I don't have much space in my kitchen so getting the pots up off my counter was essential. This is a very easy project and I finished it in a couple of hours.

Step 1

Measure up your window and cut a piece of dowel to fit. Make sure the dowel is thick enough to bear the weight of the plants you are going to hang there.

Step 2

Measure out the number of hooks you will need for your pots and space them out out evenly. Cup hooks are easy to screw in by hand. To make it easier hammer a guide hole (usually only 2-3 taps then take the nail out) and use pliers to twist the hook in once it gets too tight for you.

Alternatively you can use s-hooks - no screwing in of hooks necessary!

Step 3

Measure up your window sill how high you want your pots. Remember your pots will hang lower than the dowel and you want them to be at a comfortable height to access the pots, but not so low they are in your way - especially if they are over your sink.

Drill in curtain brackets on either side of the window and place your dowel in the brackets.

Step 4

You can purchase pots that are designed to be hung from hooks, but if you don't have these you will need to drill your own holes. Ensure the hole is big enough for your hook and they are in the same place on each pot to keep them hanging straight.

Steer clear of ceramic or glass pots (if you are drilling your own holes) as you are likely to have a broken pot instead of one with a hole in it. I used galvanised metal pots from ikea, but you could also use plastic ones.

 Step 5

Pot up your herbs in pots that will fit inside your hanging pots. You don't want to pot them straight in there for a couple of reasons:

1. You won't have drainage (believe me, you don't want your pots dripping water all over your kitchen) so your herbs will get way too soggy and will die.

2. While your herbs will do well in a sunny window eventually you are going to have to give them a holiday outdoors. Or if they are annuals you will just compost them and replace. This is much easier if you can just take the interior pot out.


Now you have your kitchen herb garden. I have been using my fresh herbs regularly in my cooking and nothing tastes as good as food you have cooked with fresh herbs, especially ones you grew yourself.

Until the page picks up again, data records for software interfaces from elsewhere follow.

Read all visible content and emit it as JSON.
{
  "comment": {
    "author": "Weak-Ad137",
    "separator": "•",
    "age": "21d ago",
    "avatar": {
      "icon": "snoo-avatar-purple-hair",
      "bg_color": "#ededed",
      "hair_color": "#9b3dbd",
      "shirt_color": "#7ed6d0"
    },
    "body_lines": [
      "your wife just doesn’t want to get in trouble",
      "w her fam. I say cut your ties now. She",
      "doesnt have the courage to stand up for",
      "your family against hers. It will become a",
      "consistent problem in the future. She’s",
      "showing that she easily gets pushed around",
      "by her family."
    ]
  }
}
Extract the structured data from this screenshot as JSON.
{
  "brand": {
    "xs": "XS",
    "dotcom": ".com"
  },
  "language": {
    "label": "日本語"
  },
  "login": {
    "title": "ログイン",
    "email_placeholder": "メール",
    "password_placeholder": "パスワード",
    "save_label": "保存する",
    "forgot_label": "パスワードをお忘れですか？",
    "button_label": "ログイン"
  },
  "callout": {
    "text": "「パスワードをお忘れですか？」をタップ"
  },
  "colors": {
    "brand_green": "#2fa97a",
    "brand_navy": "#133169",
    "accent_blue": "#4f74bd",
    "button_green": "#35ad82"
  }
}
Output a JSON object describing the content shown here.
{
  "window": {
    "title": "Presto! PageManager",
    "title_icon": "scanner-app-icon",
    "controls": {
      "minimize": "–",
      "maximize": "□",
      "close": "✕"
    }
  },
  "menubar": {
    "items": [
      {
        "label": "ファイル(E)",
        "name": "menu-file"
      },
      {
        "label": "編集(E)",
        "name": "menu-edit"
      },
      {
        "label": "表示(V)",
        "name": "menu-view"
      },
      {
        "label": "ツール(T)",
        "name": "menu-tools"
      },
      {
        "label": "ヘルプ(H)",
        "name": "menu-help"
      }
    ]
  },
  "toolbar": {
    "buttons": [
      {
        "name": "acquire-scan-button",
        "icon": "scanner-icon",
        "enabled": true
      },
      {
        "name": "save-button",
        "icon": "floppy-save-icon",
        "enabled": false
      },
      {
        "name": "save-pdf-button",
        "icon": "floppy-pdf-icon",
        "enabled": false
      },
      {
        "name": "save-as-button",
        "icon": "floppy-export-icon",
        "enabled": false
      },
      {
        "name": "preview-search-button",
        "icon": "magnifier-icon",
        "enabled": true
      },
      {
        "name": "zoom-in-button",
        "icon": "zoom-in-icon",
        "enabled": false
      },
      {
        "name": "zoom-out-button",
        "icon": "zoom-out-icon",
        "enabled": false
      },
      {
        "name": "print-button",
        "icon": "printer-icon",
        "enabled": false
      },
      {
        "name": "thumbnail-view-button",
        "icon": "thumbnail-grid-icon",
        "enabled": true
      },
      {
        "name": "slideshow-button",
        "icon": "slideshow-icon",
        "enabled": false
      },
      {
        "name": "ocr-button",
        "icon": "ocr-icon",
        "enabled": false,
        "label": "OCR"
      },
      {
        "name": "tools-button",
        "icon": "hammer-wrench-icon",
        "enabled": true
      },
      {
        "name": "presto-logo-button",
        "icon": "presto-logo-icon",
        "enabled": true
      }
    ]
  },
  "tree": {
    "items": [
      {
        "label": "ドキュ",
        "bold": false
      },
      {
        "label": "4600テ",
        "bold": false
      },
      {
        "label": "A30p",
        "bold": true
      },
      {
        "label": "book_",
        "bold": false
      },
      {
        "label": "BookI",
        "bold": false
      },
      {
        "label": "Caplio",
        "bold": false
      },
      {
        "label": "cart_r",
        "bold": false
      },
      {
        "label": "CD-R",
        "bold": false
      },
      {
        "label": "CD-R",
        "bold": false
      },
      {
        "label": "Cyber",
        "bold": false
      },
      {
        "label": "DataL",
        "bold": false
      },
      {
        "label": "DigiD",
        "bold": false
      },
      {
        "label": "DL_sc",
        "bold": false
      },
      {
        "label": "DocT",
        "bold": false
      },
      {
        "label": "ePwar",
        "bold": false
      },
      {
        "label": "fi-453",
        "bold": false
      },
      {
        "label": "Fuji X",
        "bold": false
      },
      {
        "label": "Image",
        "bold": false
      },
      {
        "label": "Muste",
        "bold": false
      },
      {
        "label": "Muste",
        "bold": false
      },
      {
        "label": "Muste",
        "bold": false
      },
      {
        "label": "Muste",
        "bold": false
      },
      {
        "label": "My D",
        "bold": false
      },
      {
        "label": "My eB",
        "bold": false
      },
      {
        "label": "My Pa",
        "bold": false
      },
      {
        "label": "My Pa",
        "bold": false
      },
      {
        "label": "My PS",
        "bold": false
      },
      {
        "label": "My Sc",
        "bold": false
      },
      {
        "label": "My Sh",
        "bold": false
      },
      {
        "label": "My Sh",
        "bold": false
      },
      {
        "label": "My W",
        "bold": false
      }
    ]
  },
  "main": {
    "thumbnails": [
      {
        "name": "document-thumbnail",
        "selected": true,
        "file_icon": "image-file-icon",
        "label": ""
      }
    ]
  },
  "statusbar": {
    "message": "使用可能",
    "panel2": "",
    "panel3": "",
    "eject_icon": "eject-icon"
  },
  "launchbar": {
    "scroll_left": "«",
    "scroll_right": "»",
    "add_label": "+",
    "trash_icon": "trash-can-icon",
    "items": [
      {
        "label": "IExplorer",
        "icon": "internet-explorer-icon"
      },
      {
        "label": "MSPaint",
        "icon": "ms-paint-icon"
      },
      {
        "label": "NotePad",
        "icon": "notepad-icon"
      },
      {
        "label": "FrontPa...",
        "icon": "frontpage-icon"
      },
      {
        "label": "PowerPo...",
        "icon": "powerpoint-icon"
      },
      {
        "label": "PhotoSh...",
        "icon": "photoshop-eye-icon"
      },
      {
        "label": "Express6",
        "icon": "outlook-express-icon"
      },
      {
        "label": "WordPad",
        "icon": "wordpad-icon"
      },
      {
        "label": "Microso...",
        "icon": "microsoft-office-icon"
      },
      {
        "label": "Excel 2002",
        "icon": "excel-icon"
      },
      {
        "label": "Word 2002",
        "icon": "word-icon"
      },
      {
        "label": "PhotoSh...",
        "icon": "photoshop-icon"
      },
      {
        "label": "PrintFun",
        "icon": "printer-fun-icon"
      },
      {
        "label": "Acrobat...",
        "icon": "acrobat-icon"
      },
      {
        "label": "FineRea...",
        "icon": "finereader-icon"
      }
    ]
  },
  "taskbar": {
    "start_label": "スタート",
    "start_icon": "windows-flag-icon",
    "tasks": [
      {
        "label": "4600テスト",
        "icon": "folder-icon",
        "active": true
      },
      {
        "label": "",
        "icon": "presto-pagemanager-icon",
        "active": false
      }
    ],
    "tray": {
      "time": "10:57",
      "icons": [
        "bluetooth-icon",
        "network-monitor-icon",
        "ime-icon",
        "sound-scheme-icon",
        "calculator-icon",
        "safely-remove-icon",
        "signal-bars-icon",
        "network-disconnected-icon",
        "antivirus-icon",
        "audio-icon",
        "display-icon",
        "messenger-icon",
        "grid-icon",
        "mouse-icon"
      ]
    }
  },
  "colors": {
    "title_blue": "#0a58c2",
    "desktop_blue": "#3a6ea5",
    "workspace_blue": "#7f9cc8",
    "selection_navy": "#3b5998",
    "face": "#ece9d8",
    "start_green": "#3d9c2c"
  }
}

Some tips - I have got another group of herbs outside (in a place where the possums can't get them) ready to swap over when my indoor herbs are ready to replace. This rotation schedule makes it easier to keep your indoor kitchen herb garden looking fresh all year round.